Lagos State government has been implored to lay more emphasis on the monitoring and implementation of intervention programmes meant to improve basic education, decrying the poor utilisation of funds dedicated for Universal Basic Education (UBE) projects in Lagos, considering the overall huge cost burden on government and tax payers.
A total of N4.65b was allocated for UBE action plan for 2016 and 2017. While N2.08b was allocated for 2016, N2.57b was allocated for 156 schools in 2017. A further breakdown of the allocation shows that the projects were broken into four critical areas, which are 5,529 perimeter fencing, 3448 furniture to be supplied to schools, 35 constructions (classrooms) and rehabilitation of five schools.
Stakeholders comprising Civil Society Organisations (CSOs), School-Based Management Committees (SBMC), Parents Forum (PF), and some independent monitors engaged by Human Development Initiatives (HDI), a Non-Governmental Organisation (NGO) met recently in Lagos to review the report of the monitoring and implementation of years 2016 and 2017 L-SUBEB action plans in nine local governments of Lagos.

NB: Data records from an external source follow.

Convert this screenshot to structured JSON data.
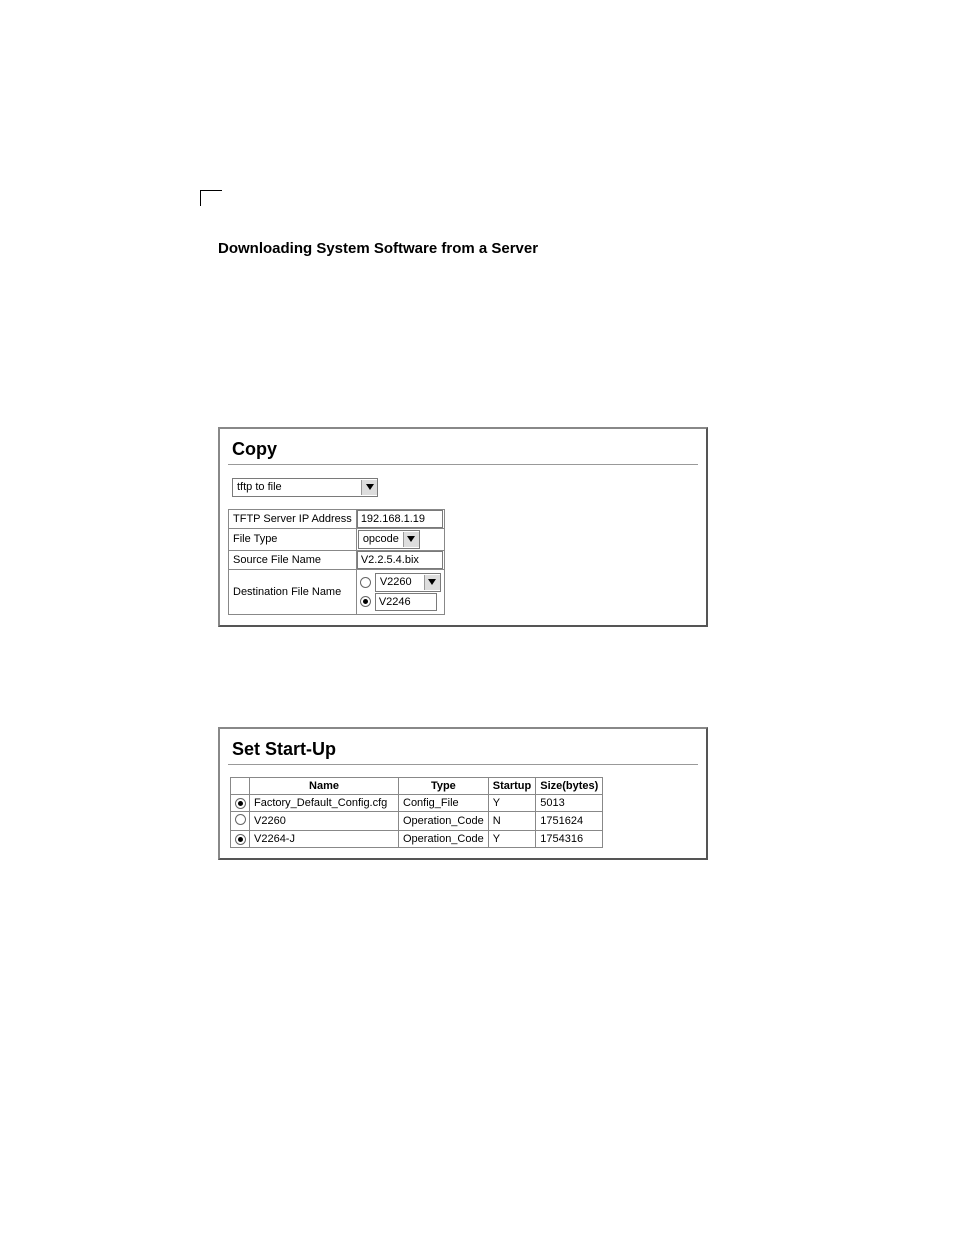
{
  "heading": "Downloading System Software from a Server",
  "copy_panel": {
    "title": "Copy",
    "mode_select_value": "tftp to file",
    "fields": {
      "tftp_ip_label": "TFTP Server IP Address",
      "tftp_ip_value": "192.168.1.19",
      "file_type_label": "File Type",
      "file_type_value": "opcode",
      "source_label": "Source File Name",
      "source_value": "V2.2.5.4.bix",
      "dest_label": "Destination File Name",
      "dest_select_value": "V2260",
      "dest_text_value": "V2246",
      "dest_radio_selected_index": 1
    }
  },
  "startup_panel": {
    "title": "Set Start-Up",
    "headers": {
      "radio": "",
      "name": "Name",
      "type": "Type",
      "startup": "Startup",
      "size": "Size(bytes)"
    },
    "rows": [
      {
        "selected": true,
        "name": "Factory_Default_Config.cfg",
        "type": "Config_File",
        "startup": "Y",
        "size": "5013"
      },
      {
        "selected": false,
        "name": "V2260",
        "type": "Operation_Code",
        "startup": "N",
        "size": "1751624"
      },
      {
        "selected": true,
        "name": "V2264-J",
        "type": "Operation_Code",
        "startup": "Y",
        "size": "1754316"
      }
    ]
  }
}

The Executive Director, HDI, Olufunso Owasanoye said the essence of the review and stakeholders’ engagement was to ensure proper implementation of UBE funds for better education outcomes in Lagos.
According to her, the main reason for monitoring UBE projects is to ensure all school-aged children in Lagos State receive quality basic education. However, she noted that despite the huge amount spent on basic education in Lagos, there is little to show for it.
The independent monitors reviewed L-SUBEB funded projects in Ajeromi-Ifelodun, Ojo, Amuwo-Odofin, Agege, Apapa, Surulere, Kosofe, Ibeju-Lekki, and Mushin.
The monitors narrated the poor implementation of some on-going projects in their local government areas, while some awarded projects like furniture were not supplied, based on the recommendation in the action plan.
Findings revealed that some of the infrastructure projects executed lacked proper maintenance culture, while some classes were over populated, some schools do not have perimeter fence, thereby exposing pupils to danger.
Programme officer, HDI, Johnson Ibidapo said the stakeholders’ dialogue was to track and monitor funding of basic education projects in Lagos. “We have got the commitment and buy-in of many civil society organisations, as regards working towards qualitative basic education, since our goal is ensuring that basic education goods and services get delivered to schools in the right quality and quantity.”